The Canaanite city state system broke down during the Late Bronze Age collapse, Canaanite culture was gradually absorbed into that of the Philistines and Israelites. The process was gradual and a strong Egyptian presence continued into the 12th century BCE, while some Canaanite cities were destroyed, others continued to exist in Iron Age I; the name "Israel" first appears in the Merneptah Stele c. 1209 BCE: "Israel is laid waste and his seed is no more." This "Israel" was a cultural and political entity, well enough established for the Egyptians to perceive it as a possible challenge, but an ethnic group rather than an organised state. In the Late Bronze Age there were no more than about 25 villages in the highlands, but this increased to over 300 by the end of Iron Age I, while the settled population doubled from 20,000 to 40,000; the villages were more numerous and larger in the north, shared the highlands with pastoral nomads, who left no remains. Archaeologists and historians attempting to trace the origins of these villagers have found it impossible to identify any distinctive features that could define them as Israelite – collared-rim jars and four-room houses have been identified outside the highlands and thus cannot be used to distinguish Israelite sites, while the pottery of the highland villages is far more limited than that of lowland Canaanite sites, it develops typologically out of Canaanite pottery that came before.

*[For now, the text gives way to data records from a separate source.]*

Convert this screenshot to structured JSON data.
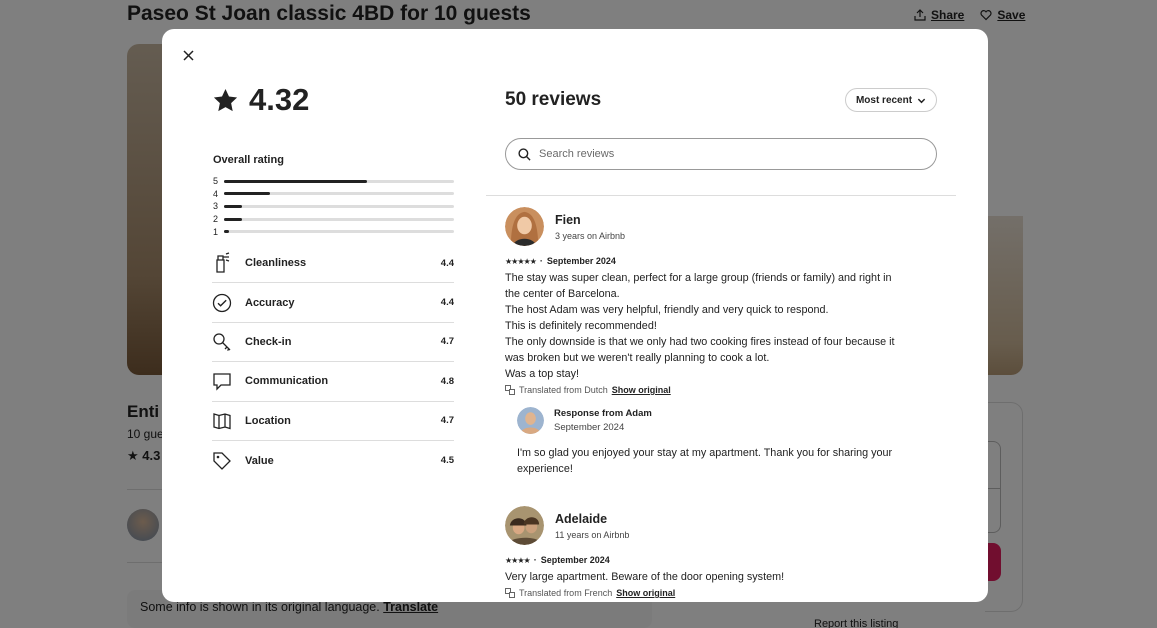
{
  "background": {
    "title": "Paseo St Joan classic 4BD for 10 guests",
    "share_label": "Share",
    "save_label": "Save",
    "entire_fragment": "Enti",
    "guests_fragment": "10 gue",
    "rating_fragment": "4.3",
    "info_text": "Some info is shown in its original language.",
    "translate_link": "Translate",
    "report_label": "Report this listing"
  },
  "modal": {
    "overall_score": "4.32",
    "overall_label": "Overall rating",
    "distribution": [
      {
        "stars": "5",
        "fraction": 0.62
      },
      {
        "stars": "4",
        "fraction": 0.2
      },
      {
        "stars": "3",
        "fraction": 0.08
      },
      {
        "stars": "2",
        "fraction": 0.08
      },
      {
        "stars": "1",
        "fraction": 0.02
      }
    ],
    "categories": [
      {
        "name": "Cleanliness",
        "value": "4.4",
        "icon": "spray-bottle-icon"
      },
      {
        "name": "Accuracy",
        "value": "4.4",
        "icon": "check-circle-icon"
      },
      {
        "name": "Check-in",
        "value": "4.7",
        "icon": "key-icon"
      },
      {
        "name": "Communication",
        "value": "4.8",
        "icon": "chat-bubble-icon"
      },
      {
        "name": "Location",
        "value": "4.7",
        "icon": "map-icon"
      },
      {
        "name": "Value",
        "value": "4.5",
        "icon": "tag-icon"
      }
    ],
    "reviews_title": "50 reviews",
    "sort_label": "Most recent",
    "search_placeholder": "Search reviews",
    "reviews": [
      {
        "name": "Fien",
        "meta": "3 years on Airbnb",
        "stars": "★★★★★",
        "date": "September 2024",
        "lines": [
          "The stay was super clean, perfect for a large group (friends or family) and right in",
          "the center of Barcelona.",
          "The host Adam was very helpful, friendly and very quick to respond.",
          "This is definitely recommended!",
          "The only downside is that we only had two cooking fires instead of four because it",
          "was broken but we weren't really planning to cook a lot.",
          "Was a top stay!"
        ],
        "translated": "Translated from Dutch",
        "show_original": "Show original",
        "response": {
          "name": "Response from Adam",
          "date": "September 2024",
          "lines": [
            "I'm so glad you enjoyed your stay at my apartment. Thank you for sharing your",
            "experience!"
          ]
        }
      },
      {
        "name": "Adelaide",
        "meta": "11 years on Airbnb",
        "stars": "★★★★",
        "date": "September 2024",
        "lines": [
          "Very large apartment. Beware of the door opening system!"
        ],
        "translated": "Translated from French",
        "show_original": "Show original"
      }
    ]
  },
  "colors": {
    "accent": "#e31c5f",
    "text": "#222222",
    "border": "#dddddd"
  }
}
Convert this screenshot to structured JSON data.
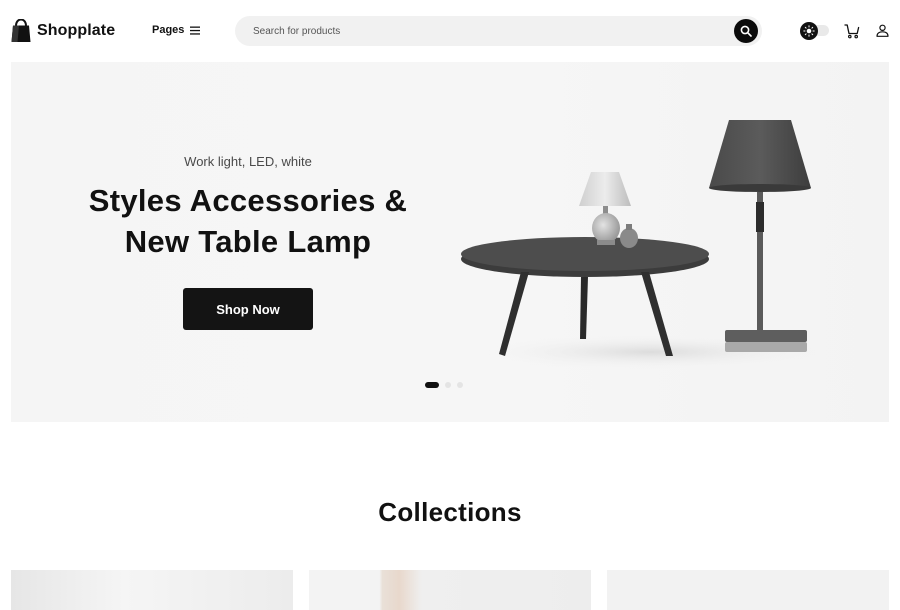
{
  "brand": {
    "name": "Shopplate",
    "icon": "shopping-bag-icon"
  },
  "nav": {
    "pages_label": "Pages",
    "pages_icon": "hamburger-menu-icon"
  },
  "search": {
    "placeholder": "Search for products",
    "value": "",
    "button_icon": "search-icon"
  },
  "header_actions": {
    "theme_icon": "sun-icon",
    "cart_icon": "cart-icon",
    "user_icon": "user-icon"
  },
  "hero": {
    "eyebrow": "Work light, LED, white",
    "title_line1": "Styles Accessories &",
    "title_line2": "New Table Lamp",
    "cta_label": "Shop Now",
    "slides": [
      {
        "active": true
      },
      {
        "active": false
      },
      {
        "active": false
      }
    ]
  },
  "collections": {
    "title": "Collections"
  },
  "colors": {
    "primary": "#111111",
    "background": "#ffffff",
    "hero_background": "#f5f5f5",
    "search_background": "#f1f1f1"
  }
}
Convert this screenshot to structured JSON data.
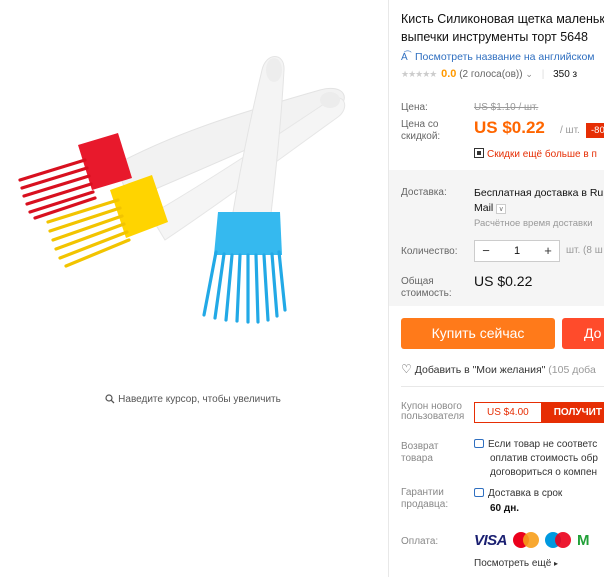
{
  "product": {
    "title_line1": "Кисть Силиконовая щетка маленьк",
    "title_line2": "выпечки инструменты торт 5648",
    "translate_link": "Посмотреть название на английском",
    "rating_value": "0.0",
    "rating_votes": "(2 голоса(ов))",
    "orders": "350 з"
  },
  "pricing": {
    "price_label": "Цена:",
    "old_price": "US $1.10 / шт.",
    "discount_label": "Цена со скидкой:",
    "new_price": "US $0.22",
    "unit": "/ шт.",
    "discount_badge": "-80",
    "promo_text": "Скидки ещё больше в п"
  },
  "shipping": {
    "label": "Доставка:",
    "method_line1": "Бесплатная доставка в Ru",
    "method_line2": "Mail",
    "eta": "Расчётное время доставки"
  },
  "quantity": {
    "label": "Количество:",
    "minus": "−",
    "value": "1",
    "plus": "+",
    "unit_note": "шт. (8 ш"
  },
  "total": {
    "label": "Общая стоимость:",
    "value": "US $0.22"
  },
  "actions": {
    "buy_now": "Купить сейчас",
    "add_to_cart": "До",
    "wishlist_text": "Добавить в \"Мои желания\"",
    "wishlist_count": "(105 доба"
  },
  "coupon": {
    "label": "Купон нового пользователя",
    "amount": "US $4.00",
    "get": "ПОЛУЧИТ"
  },
  "returns": {
    "label": "Возврат товара",
    "line1": "Если товар не соответс",
    "line2": "оплатив стоимость обр",
    "line3": "договориться о компен"
  },
  "guarantee": {
    "label": "Гарантии продавца:",
    "line1": "Доставка в срок",
    "line2": "60 дн."
  },
  "payment": {
    "label": "Оплата:",
    "visa": "VISA",
    "m_brand": "M",
    "more": "Посмотреть ещё"
  },
  "gallery": {
    "zoom_hint": "Наведите курсор, чтобы увеличить"
  },
  "colors": {
    "orange": "#ff7a1a",
    "red": "#e62e04",
    "link": "#2f6fc0"
  },
  "icons": [
    "search-icon",
    "translate-icon",
    "chevron-down-icon",
    "qr-icon",
    "heart-icon",
    "return-icon",
    "guarantee-icon",
    "chevron-right-icon"
  ]
}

Israel Finkelstein proposed that the oval or circular layout that distinguishes some of the earliest highland sites, the notable absence of pig bones from hill sites, could be taken as markers of ethnicity, but others have cautioned that these can be a "common-sense" adaptation to highland life and not revelatory of origins. Other Aramaean sites demonstrate a contemporary absence of pig remains at that time, unlike earlier Canaanite and Philistine excavations. In The Bible Unea